Extracted records:
========================================================================

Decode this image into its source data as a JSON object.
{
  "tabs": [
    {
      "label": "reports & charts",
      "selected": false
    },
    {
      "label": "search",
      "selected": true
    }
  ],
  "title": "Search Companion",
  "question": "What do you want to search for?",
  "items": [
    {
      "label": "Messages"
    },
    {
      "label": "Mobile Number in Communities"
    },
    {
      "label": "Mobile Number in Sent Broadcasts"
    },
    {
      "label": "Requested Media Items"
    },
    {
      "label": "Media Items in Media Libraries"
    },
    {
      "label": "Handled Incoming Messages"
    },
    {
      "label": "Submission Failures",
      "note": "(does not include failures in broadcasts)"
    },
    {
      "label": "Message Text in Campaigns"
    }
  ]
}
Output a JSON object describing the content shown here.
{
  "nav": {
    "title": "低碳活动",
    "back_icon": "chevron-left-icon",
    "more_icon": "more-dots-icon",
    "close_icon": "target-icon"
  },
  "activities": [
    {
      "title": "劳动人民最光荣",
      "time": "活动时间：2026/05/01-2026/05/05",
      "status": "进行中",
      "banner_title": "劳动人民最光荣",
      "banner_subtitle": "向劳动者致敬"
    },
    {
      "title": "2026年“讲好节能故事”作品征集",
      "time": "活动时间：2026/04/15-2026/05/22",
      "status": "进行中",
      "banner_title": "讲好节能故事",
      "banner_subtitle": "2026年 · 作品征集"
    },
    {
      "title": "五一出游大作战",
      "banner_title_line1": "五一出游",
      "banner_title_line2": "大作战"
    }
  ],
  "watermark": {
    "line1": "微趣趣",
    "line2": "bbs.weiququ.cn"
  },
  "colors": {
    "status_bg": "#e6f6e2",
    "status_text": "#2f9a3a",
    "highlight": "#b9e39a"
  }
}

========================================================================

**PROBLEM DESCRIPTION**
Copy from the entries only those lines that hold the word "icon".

**COMPLETED TASK**
    "back_icon": "chevron-left-icon",
    "more_icon": "more-dots-icon",
    "close_icon": "target-icon"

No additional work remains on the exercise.